What the exercise asks> Pick out all lines of the entries that include the word "name" and copy them.

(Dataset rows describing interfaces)

+ + + + +

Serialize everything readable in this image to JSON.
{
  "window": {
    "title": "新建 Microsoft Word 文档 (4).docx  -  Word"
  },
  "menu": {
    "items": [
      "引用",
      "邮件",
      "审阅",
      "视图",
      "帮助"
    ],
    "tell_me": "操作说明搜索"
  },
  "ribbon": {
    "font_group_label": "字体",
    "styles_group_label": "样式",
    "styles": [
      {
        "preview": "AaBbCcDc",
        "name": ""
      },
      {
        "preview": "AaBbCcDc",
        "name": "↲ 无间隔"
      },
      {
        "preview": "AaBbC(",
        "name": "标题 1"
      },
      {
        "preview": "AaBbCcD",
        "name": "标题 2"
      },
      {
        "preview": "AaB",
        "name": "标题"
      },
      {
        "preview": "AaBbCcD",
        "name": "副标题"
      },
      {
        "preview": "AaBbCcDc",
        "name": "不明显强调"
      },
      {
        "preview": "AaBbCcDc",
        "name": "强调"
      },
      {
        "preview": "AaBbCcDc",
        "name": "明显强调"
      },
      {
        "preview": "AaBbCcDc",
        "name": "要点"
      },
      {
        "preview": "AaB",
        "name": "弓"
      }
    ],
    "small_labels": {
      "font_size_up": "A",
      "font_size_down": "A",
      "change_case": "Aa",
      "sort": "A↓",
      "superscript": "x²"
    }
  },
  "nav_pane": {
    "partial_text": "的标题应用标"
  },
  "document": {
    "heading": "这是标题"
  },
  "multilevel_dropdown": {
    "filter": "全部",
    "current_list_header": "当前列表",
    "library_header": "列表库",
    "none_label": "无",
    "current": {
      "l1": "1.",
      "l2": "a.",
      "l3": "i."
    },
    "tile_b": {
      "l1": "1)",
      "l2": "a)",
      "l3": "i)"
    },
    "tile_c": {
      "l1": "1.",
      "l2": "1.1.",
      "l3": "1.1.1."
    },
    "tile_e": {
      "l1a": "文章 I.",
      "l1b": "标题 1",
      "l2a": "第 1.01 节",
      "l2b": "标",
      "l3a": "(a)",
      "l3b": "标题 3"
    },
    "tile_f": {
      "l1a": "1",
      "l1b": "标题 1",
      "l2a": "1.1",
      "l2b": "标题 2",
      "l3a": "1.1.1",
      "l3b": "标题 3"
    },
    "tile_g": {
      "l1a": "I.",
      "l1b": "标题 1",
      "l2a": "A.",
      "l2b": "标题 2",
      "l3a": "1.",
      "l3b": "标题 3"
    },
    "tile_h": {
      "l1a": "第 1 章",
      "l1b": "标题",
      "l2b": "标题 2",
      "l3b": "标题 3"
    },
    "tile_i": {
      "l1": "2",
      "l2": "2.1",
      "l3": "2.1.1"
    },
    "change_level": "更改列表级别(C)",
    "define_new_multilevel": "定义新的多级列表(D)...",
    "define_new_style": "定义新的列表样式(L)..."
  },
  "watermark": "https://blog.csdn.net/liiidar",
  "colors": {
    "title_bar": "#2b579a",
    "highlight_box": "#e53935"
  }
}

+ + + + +

Solution to this exercise>
        "name": ""
        "name": "↲ 无间隔"
        "name": "标题 1"
        "name": "标题 2"
        "name": "标题"
        "name": "副标题"
        "name": "不明显强调"
        "name": "强调"
        "name": "明显强调"
        "name": "要点"
        "name": "弓"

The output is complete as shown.